    Later that the same company (where we met at the blood drive) laid us both off, which put us on cobra for six months.

    After the six months we obtained assigned risk insurance (only available in California) for triple what we had been paying. This rate seemed to go up each and every month until I got a job and new insurance.

  • Every Mrs. Pokey goes in for an annual Mammogram which is covered by my insurance. Each year the insurance company (Blue Cross – Wellpoint) refuses to pay for the annual Mammogram because the doctor asks to me notified immediately if there are any abnormalities.

    I have come to the conclusion long ago that without strict laws corporations will do what is best for them and not for their customers.

  • In May 2008, the Genetic Information Nondiscrimination Act (GINA) was put into law.

    GINA specifically prohibits issuers of health insurance (including group, individual and Medicare supplement policies) from using genetic information to:

    • establish eligibility, contribution amounts and premium fees;
    • specify the conditions of the policy;
    • impose a preexisting condition exclusion. 5, 6

    This was a good first step, but what should have been passed was a law preventing any pre-existing conditions from being used by insurance companies especially if you have been carrying insurance all along.

  • Wow, I’m sorry, Pokey. You found yourself in an insurance hell, which has its roots going back to the 1950’s.

    Decades ago people either paid their own medical expenses or carried private medical insurance. After the war, companies needed hiring incentives to get the best workers, so they put in company paid health insurance, which was new. This was not meant to be a solution to the nation’s health care problems. It was simply a carrot for hiring.

    Unfortunately, people began to look at company provided insurance just like they now look at government entitlements. They wanted it, they wanted it cheap, and they didn’t want any conditions. Well, it didn’t work out that way. Costs kept rising and adjustments that weren’t fair were being made to compensate for that.

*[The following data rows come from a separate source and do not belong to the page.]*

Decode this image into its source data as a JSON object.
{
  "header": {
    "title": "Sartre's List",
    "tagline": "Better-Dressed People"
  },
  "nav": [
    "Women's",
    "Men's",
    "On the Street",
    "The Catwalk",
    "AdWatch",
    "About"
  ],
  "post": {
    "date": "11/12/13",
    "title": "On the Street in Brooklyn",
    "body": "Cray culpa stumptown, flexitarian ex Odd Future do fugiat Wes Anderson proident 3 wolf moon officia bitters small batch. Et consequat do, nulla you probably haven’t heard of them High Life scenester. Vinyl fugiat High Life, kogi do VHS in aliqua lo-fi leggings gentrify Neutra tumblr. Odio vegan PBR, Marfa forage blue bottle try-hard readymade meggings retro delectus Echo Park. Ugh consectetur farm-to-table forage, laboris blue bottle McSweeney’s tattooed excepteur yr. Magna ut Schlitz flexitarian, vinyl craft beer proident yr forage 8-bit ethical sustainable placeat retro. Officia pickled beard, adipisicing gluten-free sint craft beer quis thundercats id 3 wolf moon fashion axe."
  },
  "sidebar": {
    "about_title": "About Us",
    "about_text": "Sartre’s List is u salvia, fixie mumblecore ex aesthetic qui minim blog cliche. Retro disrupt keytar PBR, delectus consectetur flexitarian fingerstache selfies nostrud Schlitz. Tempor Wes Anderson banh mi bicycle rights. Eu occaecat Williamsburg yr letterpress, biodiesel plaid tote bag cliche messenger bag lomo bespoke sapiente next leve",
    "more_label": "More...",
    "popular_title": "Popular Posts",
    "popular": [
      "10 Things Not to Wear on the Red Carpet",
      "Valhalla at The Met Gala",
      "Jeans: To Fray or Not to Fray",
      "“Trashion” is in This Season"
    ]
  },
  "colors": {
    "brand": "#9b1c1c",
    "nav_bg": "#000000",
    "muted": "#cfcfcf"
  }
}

    And, it’s not going to work out any better with Obama’s plans, except everything will cost more and there will be rationing. You better believe it.

    Efforts to put people back on private policies and to offer tax incentives have been shot down every time by the Democrats. They aren’t worried about your health. They’re concerned only about their power. Yes, it seems incredible, but you better believe that, too.

    To avoid the problems of the past twenty years with companies and the problems of the next hundred years with government, people should become self-reliant for their own medical coverage…if, only, the Democrats would let them.

    So, to paraphrase you: I have come to the conclusion long ago that without strict laws with voters fooled into expecting something for nothing corporations government will do what is best for them and not for their customers its citizens.

    In the end, the only people you can trust to care about doing what’s best for you are you and your family. It’s time that we told Obama that and took control of ourselves.

  • I believe that you must make it a level playing field for business, if you want corporations to act for the betterment of society. Examples inlcude:

    1) Child labor laws (before these you had thousands of six year olds working 12 hours a day).

    2) Environmental laws (before these you had factories poisoning the air and the water).

    3) APR laws – Prevents banks from cheating borrowers. (I believe this one needs a lot of work, after having worked in the IT department for a sub-prime bank).

    Government will do what is best for them, often ignore the rule of law or what is best for its citizens. But that is what founding fathers were most afraid of and that is why the armed forces pledge an oath to the constitution, because our founding fathers new that we needed strict laws to reign in the government.

Leave a Comment